Return the lines of the data below in which the string "JSON" occurs.

··· Material supplied

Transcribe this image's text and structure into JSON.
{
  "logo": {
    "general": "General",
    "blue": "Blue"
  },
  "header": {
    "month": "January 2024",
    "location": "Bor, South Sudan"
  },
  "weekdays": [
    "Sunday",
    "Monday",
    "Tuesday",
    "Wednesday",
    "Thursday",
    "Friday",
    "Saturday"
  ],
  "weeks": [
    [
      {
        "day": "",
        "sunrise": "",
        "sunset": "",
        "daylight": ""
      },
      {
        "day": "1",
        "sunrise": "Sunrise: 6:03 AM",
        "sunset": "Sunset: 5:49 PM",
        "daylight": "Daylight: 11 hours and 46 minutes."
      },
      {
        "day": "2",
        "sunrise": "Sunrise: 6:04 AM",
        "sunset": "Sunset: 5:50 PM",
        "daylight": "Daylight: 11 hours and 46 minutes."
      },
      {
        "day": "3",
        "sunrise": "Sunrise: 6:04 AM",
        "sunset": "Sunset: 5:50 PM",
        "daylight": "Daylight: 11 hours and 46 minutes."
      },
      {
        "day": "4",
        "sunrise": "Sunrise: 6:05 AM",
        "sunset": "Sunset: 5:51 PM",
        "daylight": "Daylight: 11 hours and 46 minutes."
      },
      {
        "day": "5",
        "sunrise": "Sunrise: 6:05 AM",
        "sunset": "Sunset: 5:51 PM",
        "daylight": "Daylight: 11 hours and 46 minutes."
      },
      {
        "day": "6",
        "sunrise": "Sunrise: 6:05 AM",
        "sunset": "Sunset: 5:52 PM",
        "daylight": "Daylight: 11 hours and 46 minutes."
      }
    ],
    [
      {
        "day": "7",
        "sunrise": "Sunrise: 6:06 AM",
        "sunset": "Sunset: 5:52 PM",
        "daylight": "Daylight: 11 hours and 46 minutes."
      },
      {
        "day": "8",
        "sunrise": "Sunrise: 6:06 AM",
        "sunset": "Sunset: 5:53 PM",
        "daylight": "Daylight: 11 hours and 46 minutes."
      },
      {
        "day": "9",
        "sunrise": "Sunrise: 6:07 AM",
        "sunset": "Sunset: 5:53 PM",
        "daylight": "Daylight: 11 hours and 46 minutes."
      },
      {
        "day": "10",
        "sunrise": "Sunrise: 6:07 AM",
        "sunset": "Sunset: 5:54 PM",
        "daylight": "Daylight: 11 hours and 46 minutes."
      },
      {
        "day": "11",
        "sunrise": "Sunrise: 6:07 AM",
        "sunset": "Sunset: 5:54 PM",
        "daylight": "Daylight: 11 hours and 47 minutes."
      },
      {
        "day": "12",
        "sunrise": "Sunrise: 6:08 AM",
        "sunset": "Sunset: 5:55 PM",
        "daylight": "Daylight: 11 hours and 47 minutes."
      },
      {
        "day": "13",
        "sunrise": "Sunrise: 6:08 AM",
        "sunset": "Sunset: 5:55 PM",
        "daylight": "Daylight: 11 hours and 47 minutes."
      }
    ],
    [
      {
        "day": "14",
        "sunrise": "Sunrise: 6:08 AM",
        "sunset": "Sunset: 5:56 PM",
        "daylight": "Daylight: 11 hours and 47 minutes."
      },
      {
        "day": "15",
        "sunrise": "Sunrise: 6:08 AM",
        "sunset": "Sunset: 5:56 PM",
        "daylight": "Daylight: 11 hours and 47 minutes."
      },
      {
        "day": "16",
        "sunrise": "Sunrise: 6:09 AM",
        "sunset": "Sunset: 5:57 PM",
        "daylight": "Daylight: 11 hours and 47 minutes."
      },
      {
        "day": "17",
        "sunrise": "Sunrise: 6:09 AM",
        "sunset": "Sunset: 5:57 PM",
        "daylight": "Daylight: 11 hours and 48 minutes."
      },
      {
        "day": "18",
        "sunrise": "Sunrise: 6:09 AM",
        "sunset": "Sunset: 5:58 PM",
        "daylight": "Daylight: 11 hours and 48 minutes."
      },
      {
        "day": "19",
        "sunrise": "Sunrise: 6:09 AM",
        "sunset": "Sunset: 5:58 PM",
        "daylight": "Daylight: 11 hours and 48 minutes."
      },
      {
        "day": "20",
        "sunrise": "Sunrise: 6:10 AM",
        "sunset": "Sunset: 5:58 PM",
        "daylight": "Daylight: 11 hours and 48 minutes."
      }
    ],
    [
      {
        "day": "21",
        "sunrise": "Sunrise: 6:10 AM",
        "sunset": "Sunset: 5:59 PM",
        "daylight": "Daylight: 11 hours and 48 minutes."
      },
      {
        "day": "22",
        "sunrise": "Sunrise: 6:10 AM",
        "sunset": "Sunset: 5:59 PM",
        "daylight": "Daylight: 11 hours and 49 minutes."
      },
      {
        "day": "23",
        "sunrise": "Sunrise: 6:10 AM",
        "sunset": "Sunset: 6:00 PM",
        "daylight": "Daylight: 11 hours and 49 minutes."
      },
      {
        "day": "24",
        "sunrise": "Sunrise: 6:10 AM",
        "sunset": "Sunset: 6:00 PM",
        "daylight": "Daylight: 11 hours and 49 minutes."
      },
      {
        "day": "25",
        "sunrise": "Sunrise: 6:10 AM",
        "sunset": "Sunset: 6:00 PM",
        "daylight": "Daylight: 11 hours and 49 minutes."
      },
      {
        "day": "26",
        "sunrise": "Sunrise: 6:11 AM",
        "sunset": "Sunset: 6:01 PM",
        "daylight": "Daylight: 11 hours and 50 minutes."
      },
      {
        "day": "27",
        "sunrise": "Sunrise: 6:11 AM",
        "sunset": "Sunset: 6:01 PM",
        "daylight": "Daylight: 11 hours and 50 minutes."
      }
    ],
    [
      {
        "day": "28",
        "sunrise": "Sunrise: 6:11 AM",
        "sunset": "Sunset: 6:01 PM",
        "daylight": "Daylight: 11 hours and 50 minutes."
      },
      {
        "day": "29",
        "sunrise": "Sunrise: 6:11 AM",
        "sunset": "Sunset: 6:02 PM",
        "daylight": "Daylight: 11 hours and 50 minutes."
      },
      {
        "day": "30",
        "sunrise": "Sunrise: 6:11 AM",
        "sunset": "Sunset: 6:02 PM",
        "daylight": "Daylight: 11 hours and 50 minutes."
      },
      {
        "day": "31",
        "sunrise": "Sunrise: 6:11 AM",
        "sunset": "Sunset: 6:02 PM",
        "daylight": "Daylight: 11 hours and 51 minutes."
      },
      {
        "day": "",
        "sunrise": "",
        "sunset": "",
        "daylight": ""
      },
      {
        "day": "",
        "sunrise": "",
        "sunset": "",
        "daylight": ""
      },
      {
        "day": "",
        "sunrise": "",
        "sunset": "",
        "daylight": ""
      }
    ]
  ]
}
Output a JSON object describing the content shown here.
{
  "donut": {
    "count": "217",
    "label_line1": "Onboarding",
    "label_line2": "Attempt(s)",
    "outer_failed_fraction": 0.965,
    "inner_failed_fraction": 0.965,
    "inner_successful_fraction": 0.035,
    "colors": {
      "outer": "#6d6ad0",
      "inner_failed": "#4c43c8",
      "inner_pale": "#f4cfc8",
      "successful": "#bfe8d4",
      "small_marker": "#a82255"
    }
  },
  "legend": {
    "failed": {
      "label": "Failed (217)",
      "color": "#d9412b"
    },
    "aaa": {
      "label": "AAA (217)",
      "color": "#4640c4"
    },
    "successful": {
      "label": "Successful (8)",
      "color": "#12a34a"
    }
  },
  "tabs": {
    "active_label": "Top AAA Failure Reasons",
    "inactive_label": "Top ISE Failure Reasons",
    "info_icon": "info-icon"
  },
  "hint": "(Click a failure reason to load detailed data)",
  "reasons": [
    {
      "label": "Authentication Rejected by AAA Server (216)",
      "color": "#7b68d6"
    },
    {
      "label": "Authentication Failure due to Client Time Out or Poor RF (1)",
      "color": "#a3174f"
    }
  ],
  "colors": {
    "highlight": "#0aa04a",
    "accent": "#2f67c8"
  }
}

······

Task output:
Transcribe this image's text and structure into JSON.
Output a JSON object describing the content shown here.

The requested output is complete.